= Prompt =
Extract all lines in the data that contain the word "recording".

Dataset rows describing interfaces
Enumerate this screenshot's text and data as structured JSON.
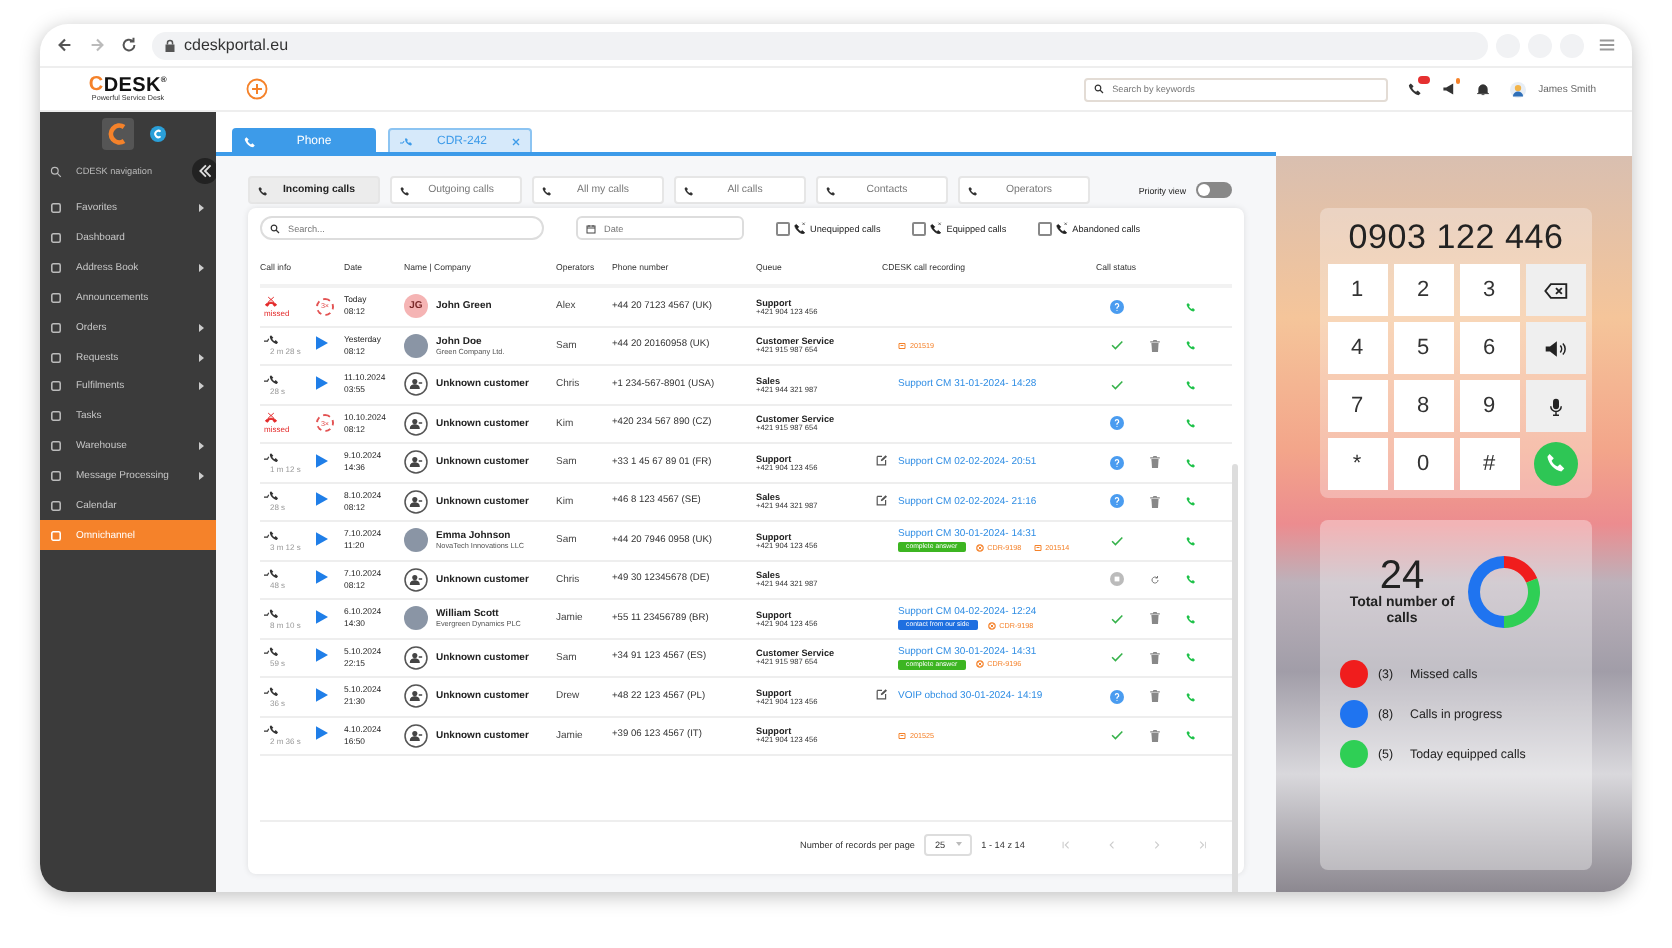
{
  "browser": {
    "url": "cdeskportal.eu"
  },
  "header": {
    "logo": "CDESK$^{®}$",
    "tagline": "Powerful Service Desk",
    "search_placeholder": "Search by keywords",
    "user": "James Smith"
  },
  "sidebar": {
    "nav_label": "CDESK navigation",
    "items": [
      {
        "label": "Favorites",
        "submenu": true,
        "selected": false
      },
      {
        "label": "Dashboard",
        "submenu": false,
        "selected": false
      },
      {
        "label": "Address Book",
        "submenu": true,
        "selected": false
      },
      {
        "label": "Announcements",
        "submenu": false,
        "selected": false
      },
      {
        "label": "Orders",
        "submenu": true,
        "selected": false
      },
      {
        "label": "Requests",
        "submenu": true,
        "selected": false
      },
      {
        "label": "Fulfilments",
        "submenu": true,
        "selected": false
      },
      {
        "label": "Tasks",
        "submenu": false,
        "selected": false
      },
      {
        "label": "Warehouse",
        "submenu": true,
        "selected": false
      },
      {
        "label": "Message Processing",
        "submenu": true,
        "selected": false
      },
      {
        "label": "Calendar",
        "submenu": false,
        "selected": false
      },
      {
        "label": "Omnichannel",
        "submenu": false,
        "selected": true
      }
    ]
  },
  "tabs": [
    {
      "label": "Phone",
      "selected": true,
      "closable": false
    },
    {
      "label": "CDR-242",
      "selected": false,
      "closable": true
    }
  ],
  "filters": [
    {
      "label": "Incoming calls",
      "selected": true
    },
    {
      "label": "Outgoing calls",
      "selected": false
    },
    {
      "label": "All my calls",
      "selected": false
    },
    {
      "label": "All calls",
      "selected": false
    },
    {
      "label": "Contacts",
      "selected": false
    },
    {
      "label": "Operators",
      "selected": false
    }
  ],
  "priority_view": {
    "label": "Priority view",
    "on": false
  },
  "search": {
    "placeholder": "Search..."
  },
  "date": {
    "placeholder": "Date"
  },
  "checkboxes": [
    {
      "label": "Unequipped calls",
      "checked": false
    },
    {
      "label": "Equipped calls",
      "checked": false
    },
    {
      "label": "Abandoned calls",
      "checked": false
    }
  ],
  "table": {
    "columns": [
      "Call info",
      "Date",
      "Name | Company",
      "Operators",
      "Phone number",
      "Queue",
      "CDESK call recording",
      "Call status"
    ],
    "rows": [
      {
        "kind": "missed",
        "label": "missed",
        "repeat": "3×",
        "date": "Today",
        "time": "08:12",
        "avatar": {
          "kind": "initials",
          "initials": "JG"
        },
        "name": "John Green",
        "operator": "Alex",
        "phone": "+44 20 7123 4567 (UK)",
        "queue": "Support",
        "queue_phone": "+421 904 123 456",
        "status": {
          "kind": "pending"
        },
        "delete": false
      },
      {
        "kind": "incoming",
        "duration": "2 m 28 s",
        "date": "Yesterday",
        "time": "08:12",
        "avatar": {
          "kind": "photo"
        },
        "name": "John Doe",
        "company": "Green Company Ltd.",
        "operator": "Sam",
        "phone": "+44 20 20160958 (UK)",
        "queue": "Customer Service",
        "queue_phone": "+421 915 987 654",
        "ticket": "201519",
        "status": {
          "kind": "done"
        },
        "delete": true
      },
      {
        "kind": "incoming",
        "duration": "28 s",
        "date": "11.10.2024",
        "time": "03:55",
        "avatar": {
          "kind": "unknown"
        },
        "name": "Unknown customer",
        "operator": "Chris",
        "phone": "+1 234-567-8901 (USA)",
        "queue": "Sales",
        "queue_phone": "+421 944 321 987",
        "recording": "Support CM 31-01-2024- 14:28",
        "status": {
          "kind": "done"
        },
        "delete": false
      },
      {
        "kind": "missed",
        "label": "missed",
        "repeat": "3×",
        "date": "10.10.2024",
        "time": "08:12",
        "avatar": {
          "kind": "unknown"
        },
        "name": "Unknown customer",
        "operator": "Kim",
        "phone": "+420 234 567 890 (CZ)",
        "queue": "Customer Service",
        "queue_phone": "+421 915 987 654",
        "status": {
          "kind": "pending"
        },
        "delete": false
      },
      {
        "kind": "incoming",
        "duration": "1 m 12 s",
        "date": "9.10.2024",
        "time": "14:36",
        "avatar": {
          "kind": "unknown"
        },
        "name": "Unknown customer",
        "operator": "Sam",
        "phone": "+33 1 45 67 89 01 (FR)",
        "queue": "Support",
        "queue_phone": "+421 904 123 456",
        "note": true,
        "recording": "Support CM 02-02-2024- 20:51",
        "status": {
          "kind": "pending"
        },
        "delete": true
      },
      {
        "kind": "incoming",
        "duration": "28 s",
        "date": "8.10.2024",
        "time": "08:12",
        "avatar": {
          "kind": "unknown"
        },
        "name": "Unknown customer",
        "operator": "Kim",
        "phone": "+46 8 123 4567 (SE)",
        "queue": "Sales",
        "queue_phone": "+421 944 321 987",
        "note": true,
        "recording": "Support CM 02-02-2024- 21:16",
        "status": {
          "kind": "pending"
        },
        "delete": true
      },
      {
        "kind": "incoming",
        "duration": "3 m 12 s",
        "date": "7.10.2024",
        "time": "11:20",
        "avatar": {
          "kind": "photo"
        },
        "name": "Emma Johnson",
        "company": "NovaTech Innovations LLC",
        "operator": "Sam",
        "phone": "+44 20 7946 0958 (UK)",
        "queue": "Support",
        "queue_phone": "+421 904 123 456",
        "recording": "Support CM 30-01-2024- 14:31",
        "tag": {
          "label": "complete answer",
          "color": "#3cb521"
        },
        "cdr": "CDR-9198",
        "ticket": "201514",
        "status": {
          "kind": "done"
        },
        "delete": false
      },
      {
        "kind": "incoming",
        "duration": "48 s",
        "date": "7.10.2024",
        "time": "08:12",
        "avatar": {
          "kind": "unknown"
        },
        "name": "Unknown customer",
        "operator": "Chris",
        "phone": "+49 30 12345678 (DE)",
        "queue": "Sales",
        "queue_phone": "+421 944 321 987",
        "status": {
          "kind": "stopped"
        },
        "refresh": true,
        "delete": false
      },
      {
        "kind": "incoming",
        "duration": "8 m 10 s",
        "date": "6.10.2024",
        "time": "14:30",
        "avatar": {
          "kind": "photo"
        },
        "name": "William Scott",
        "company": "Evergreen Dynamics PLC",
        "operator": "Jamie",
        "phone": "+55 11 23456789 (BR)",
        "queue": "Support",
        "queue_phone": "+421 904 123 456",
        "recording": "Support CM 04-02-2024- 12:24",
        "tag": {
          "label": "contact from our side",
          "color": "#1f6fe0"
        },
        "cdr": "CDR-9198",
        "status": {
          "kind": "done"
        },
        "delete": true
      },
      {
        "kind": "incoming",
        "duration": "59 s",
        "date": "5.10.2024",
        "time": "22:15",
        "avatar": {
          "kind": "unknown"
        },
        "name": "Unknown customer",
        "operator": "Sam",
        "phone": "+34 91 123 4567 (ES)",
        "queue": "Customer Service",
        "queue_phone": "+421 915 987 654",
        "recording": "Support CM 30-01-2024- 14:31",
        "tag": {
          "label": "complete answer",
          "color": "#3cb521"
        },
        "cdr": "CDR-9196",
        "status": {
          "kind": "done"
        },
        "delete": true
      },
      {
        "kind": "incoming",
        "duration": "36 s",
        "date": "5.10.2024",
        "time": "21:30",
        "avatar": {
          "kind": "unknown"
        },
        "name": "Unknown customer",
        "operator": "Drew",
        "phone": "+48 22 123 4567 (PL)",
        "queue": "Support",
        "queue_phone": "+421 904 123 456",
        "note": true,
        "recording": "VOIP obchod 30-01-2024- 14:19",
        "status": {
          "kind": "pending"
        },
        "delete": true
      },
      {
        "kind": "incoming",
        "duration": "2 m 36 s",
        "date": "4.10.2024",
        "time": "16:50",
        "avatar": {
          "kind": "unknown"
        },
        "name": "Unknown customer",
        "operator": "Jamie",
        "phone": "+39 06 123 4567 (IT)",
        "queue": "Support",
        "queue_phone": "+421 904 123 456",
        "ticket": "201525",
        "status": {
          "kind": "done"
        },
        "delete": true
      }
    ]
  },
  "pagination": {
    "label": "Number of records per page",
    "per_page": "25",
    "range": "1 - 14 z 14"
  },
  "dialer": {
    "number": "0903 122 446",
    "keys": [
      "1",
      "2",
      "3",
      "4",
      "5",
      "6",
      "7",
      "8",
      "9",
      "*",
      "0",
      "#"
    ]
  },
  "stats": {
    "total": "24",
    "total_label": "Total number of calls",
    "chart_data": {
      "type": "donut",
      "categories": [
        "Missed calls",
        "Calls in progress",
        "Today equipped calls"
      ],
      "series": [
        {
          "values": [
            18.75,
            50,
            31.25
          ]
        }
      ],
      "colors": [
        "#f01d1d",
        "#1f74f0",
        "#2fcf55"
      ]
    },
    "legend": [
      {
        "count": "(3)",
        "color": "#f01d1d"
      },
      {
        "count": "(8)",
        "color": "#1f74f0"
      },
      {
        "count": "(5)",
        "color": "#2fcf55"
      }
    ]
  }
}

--

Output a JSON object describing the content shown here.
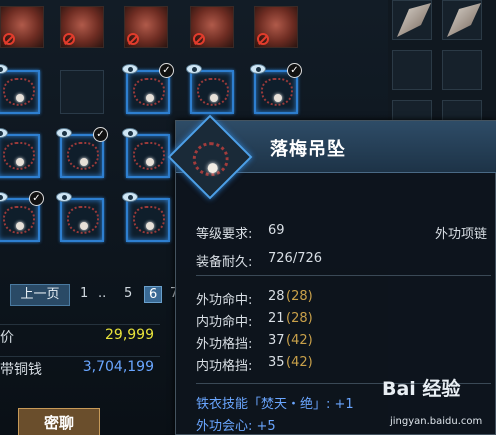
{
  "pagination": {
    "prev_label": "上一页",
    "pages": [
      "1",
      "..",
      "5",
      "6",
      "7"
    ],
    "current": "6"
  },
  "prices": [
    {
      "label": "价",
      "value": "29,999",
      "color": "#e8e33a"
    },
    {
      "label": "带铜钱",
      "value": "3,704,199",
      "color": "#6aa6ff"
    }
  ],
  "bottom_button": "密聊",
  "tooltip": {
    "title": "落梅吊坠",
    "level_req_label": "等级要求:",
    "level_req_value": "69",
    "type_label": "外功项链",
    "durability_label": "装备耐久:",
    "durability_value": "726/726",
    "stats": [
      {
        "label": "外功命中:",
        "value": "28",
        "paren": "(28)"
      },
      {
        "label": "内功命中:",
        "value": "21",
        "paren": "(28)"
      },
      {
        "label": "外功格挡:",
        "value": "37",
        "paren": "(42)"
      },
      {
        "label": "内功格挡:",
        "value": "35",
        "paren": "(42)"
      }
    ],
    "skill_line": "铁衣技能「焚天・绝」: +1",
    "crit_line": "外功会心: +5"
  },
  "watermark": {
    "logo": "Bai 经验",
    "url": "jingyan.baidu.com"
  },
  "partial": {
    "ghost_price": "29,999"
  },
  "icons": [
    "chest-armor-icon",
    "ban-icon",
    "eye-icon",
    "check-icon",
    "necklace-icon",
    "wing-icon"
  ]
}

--

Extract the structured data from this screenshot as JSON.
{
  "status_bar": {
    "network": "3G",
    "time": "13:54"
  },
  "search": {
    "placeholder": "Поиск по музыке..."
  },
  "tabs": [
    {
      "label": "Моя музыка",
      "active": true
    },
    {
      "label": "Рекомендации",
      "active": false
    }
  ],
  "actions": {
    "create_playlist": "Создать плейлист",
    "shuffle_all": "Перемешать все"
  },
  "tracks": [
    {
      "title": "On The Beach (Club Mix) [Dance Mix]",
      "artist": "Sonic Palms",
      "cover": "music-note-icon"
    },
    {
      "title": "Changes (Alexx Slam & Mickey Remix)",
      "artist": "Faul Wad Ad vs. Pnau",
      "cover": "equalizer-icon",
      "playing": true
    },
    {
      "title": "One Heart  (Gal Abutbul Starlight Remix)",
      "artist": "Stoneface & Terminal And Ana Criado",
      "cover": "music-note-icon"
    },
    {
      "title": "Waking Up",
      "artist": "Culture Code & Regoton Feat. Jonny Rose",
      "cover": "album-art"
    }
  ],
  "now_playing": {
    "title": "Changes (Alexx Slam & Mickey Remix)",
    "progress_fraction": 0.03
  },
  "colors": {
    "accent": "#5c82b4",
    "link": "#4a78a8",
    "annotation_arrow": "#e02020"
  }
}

= Written response =
      "CDESK call recording",
        "recording": "Support CM 31-01-2024- 14:28",
        "recording": "Support CM 02-02-2024- 20:51",
        "recording": "Support CM 02-02-2024- 21:16",
        "recording": "Support CM 30-01-2024- 14:31",
        "recording": "Support CM 04-02-2024- 12:24",
        "recording": "Support CM 30-01-2024- 14:31",
        "recording": "VOIP obchod 30-01-2024- 14:19",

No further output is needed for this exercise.